Moore said for all the woes facing the stock markets, such as fears of a 'no deal' Brexit, global trade wars and a China slowdown, ‘the building blocks of the equity market look OK’.
Moore said looking at the fundamentals of the market through the ‘prism of yield, income and dividend growth’ it was ‘robust’.
He focused on the yield of the FTSE All-Share that has always stood at around 3% to 4%, except in exceptional circumstances such as 2008 when the yield ‘burst out the top’ as the market correctly anticipated dividends would be cut.
‘We are at the top end [of the range] now, at 3.8%,’ he said. ‘I look at that and think, why worry? There are a million things to worry about on a headline level, but the valuation basis of the stock market ain’t one of them.’
The most significant trough in the FTSE All-Share came during the technology bubble, when it fell towards the 2% mark. Yields then ballooned in the dotcom crash, then reach even higher during the financial crisis, when they approached 5.5%.
Moore recalled that during the technology boom share shot up but dividends went ‘sideways’ which is the ‘definition of a bubble’ as share prices were ‘not supported by the income-generating characteristics of those equities’.

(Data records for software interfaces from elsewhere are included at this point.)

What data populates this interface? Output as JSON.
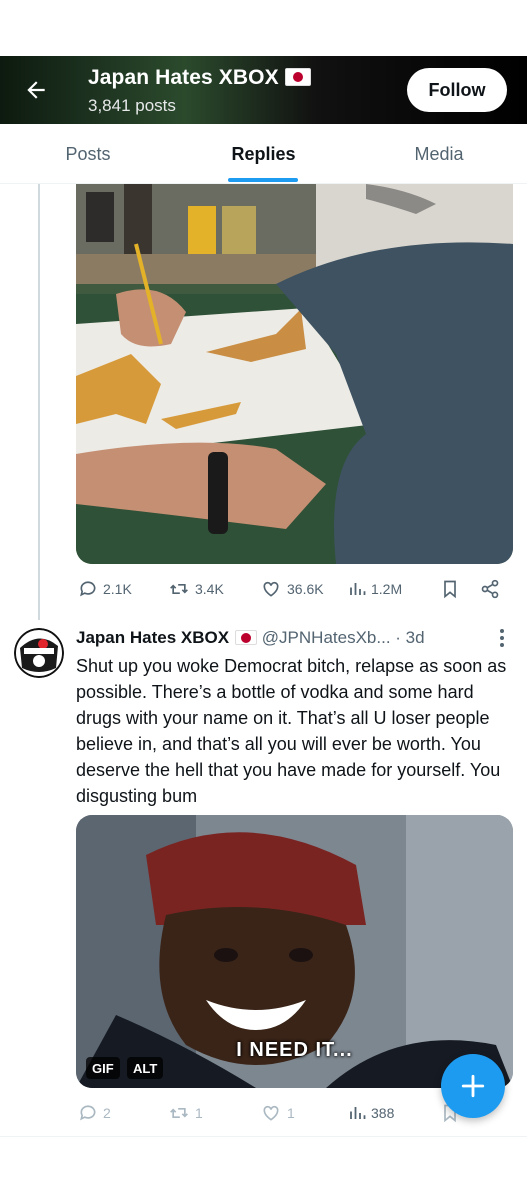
{
  "header": {
    "back_icon": "arrow-left-icon",
    "title": "Japan Hates XBOX",
    "flag_icon": "japan-flag-icon",
    "posts_count": "3,841 posts",
    "follow_label": "Follow",
    "background_color": "#1d3320"
  },
  "tabs": [
    {
      "label": "Posts",
      "active": false
    },
    {
      "label": "Replies",
      "active": true
    },
    {
      "label": "Media",
      "active": false
    }
  ],
  "accent_color": "#1d9bf0",
  "post1": {
    "media_alt_icon": "photo-icon",
    "actions": {
      "replies": "2.1K",
      "reposts": "3.4K",
      "likes": "36.6K",
      "views": "1.2M"
    }
  },
  "post2": {
    "author_name": "Japan Hates XBOX",
    "handle": "@JPNHatesXb...",
    "time": "· 3d",
    "text": "Shut up you woke Democrat bitch, relapse as soon as possible. There’s a bottle of vodka and some hard drugs with your name on it. That’s all U loser people believe in, and that’s all you will ever be worth. You deserve the hell that you have made for yourself. You disgusting bum",
    "media_caption": "I NEED IT...",
    "gif_badge": "GIF",
    "alt_badge": "ALT",
    "actions": {
      "replies": "2",
      "reposts": "1",
      "likes": "1",
      "views": "388"
    }
  },
  "fab_icon": "plus-icon"
}
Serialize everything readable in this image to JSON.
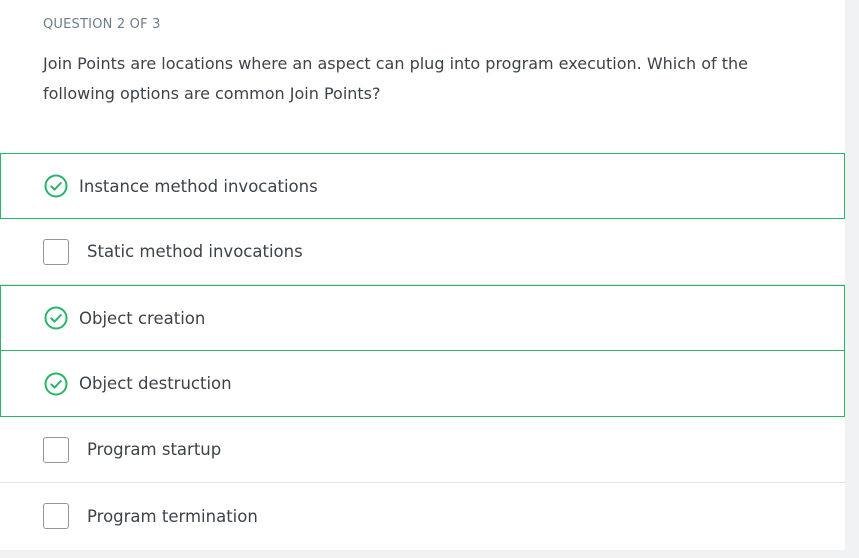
{
  "question": {
    "counter": "QUESTION 2 OF 3",
    "text": "Join Points are locations where an aspect can plug into program execution. Which of the following options are common Join Points?"
  },
  "options": [
    {
      "label": "Instance method invocations",
      "state": "correct",
      "icon": "check-circle-icon"
    },
    {
      "label": "Static method invocations",
      "state": "unselected",
      "icon": "checkbox-icon"
    },
    {
      "label": "Object creation",
      "state": "correct",
      "icon": "check-circle-icon"
    },
    {
      "label": "Object destruction",
      "state": "correct",
      "icon": "check-circle-icon"
    },
    {
      "label": "Program startup",
      "state": "unselected",
      "icon": "checkbox-icon"
    },
    {
      "label": "Program termination",
      "state": "unselected",
      "icon": "checkbox-icon"
    }
  ],
  "colors": {
    "correct": "#2ab46a",
    "text": "#3c4349",
    "muted": "#6b7d8c"
  }
}
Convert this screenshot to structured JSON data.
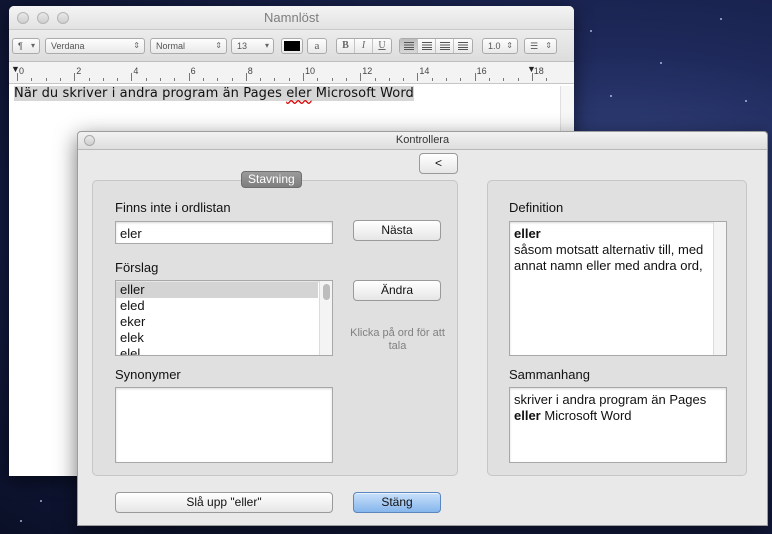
{
  "document": {
    "title": "Namnlöst",
    "toolbar": {
      "paragraph_style": "¶",
      "font": "Verdana",
      "typeface": "Normal",
      "size": "13",
      "char_style_a": "a",
      "bold": "B",
      "italic": "I",
      "underline": "U",
      "line_spacing": "1.0",
      "list": "☰"
    },
    "ruler_numbers": [
      "0",
      "2",
      "4",
      "6",
      "8",
      "10",
      "12",
      "14",
      "16",
      "18"
    ],
    "body_before": "När du skriver i andra program än Pages ",
    "body_misspelled": "eler",
    "body_after": " Microsoft Word"
  },
  "panel": {
    "title": "Kontrollera",
    "back_label": "<",
    "section_tab": "Stavning",
    "not_in_dictionary_label": "Finns inte i ordlistan",
    "not_in_dictionary_value": "eler",
    "next_label": "Nästa",
    "suggestions_label": "Förslag",
    "suggestions": [
      "eller",
      "eled",
      "eker",
      "elek",
      "elel"
    ],
    "change_label": "Ändra",
    "hint": "Klicka på ord för att tala",
    "synonyms_label": "Synonymer",
    "definition_label": "Definition",
    "definition_word": "eller",
    "definition_text": "såsom motsatt alternativ till, med annat namn eller med andra ord,",
    "context_label": "Sammanhang",
    "context_before": "skriver i andra program än Pages ",
    "context_word": "eller",
    "context_after": " Microsoft Word",
    "lookup_label": "Slå upp \"eller\"",
    "close_label": "Stäng"
  },
  "colors": {
    "default_button": "#86b6ec",
    "misspell_underline": "#dd0000",
    "section_tab": "#8a8a8a"
  }
}
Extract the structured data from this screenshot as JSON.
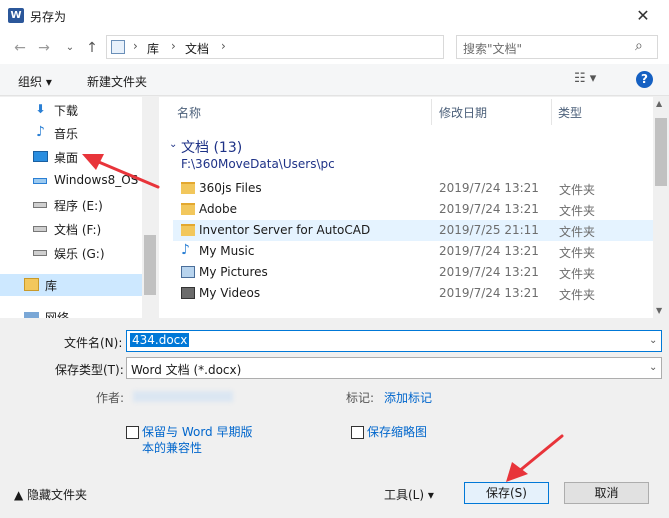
{
  "window": {
    "title": "另存为",
    "app_icon": "word-icon",
    "close_glyph": "✕"
  },
  "nav": {
    "back": "←",
    "forward": "→",
    "up_dropdown": "⌄",
    "up": "↑",
    "breadcrumbs": [
      "库",
      "文档"
    ],
    "refresh": "↻",
    "search_placeholder": "搜索\"文档\"",
    "search_icon": "⌕"
  },
  "toolbar": {
    "organize": "组织 ▾",
    "new_folder": "新建文件夹",
    "view": "☷ ▾",
    "help": "?"
  },
  "sidebar": {
    "items": [
      {
        "label": "下载",
        "icon": "download-icon"
      },
      {
        "label": "音乐",
        "icon": "music-icon"
      },
      {
        "label": "桌面",
        "icon": "desktop-icon"
      },
      {
        "label": "Windows8_OS",
        "icon": "drive-icon"
      },
      {
        "label": "程序 (E:)",
        "icon": "drive-icon"
      },
      {
        "label": "文档 (F:)",
        "icon": "drive-icon"
      },
      {
        "label": "娱乐 (G:)",
        "icon": "drive-icon"
      },
      {
        "label": "库",
        "icon": "library-icon"
      },
      {
        "label": "网络",
        "icon": "network-icon"
      }
    ]
  },
  "filelist": {
    "columns": [
      "名称",
      "修改日期",
      "类型"
    ],
    "group": {
      "title": "文档 (13)",
      "path": "F:\\360MoveData\\Users\\pc"
    },
    "rows": [
      {
        "name": "360js Files",
        "date": "2019/7/24 13:21",
        "type": "文件夹",
        "icon": "folder-icon"
      },
      {
        "name": "Adobe",
        "date": "2019/7/24 13:21",
        "type": "文件夹",
        "icon": "folder-icon"
      },
      {
        "name": "Inventor Server for AutoCAD",
        "date": "2019/7/25 21:11",
        "type": "文件夹",
        "icon": "folder-icon"
      },
      {
        "name": "My Music",
        "date": "2019/7/24 13:21",
        "type": "文件夹",
        "icon": "music-folder-icon"
      },
      {
        "name": "My Pictures",
        "date": "2019/7/24 13:21",
        "type": "文件夹",
        "icon": "pictures-folder-icon"
      },
      {
        "name": "My Videos",
        "date": "2019/7/24 13:21",
        "type": "文件夹",
        "icon": "videos-folder-icon"
      }
    ],
    "selected_row": 2
  },
  "form": {
    "filename_label": "文件名(N):",
    "filename_value": "434.docx",
    "type_label": "保存类型(T):",
    "type_value": "Word 文档 (*.docx)",
    "author_label": "作者:",
    "tags_label": "标记:",
    "add_tag": "添加标记",
    "compat_label_line1": "保留与 Word 早期版",
    "compat_label_line2": "本的兼容性",
    "thumbnail_label": "保存缩略图"
  },
  "footer": {
    "hide_folders": "▲  隐藏文件夹",
    "tools": "工具(L)   ▾",
    "save": "保存(S)",
    "cancel": "取消"
  },
  "colors": {
    "accent": "#0078d7",
    "link": "#0066cc",
    "group": "#1e3287",
    "annotation": "#e8343a"
  }
}
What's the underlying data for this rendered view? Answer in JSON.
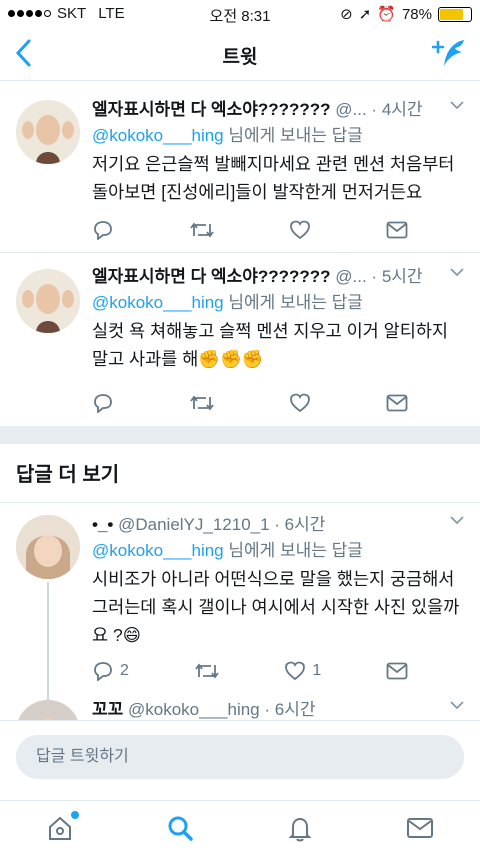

But since the financial crisis, shares have been rising in line with dividends and ‘the fundamentals suggest that capital values are supported by income characteristics’,' said Moore.
‘What we have been in now is a dividend bull market. We have seen good dividend growth and the share prices have moved to reflect that,’ said Moore. ‘But share prices have not run away in advance of anticipated further growth. [The market] is much more cautiously looking to see if it is going along with the dividend growth received… there is nothing to suggest the market is overstretched.’
The outlook for dividend growth remains ‘quite good’ in the UK, said Moore (pictured), as the dividend cover – a ratio of the company’s annual earnings to the amount paid out in dividends, where cover of 1 or below is worrying and 2 is ideal – has improved over the last year, especially in the FTSE 100 where it was ‘scarily below 1 and is now very healthily above 2’.
‘That is a significant improvement we’ve had in the last year or two and that shows dividend health is definitely improving,’ said Moore.
Much of the recovery has come from the mining sector where profits have improved and some from banking, still recuperating from the financial crisis. Moore said the resumption of dividends from Royal Bank of Scotland (RBS) represented a big breakthrough for the sector.
The FTSE 100's oil giants have meanwhile improved their dividend cover thanks to ‘[rising] oil prices and self-help’.
BP (BP) in July announced its first dividend rise in nearly four years, signalling a turning point following the Deepwater Horizon oil spill and the collapse in the price of Brent crude.
‘Despite the scary headlines, if you look at what drives shares in the long run, yield and dividend growth, there are reasons to be cheerful, and BP is part of that,’ he said.
Over five years to the end of August, the Miton Income fund has delivered 47.2%, versus a 41.2% average for funds in Citywire's UK Equity Income sector.
Moore's fund has returned 47.9% over five years against the 38.2% the Investment Association UK Equity Income sector average.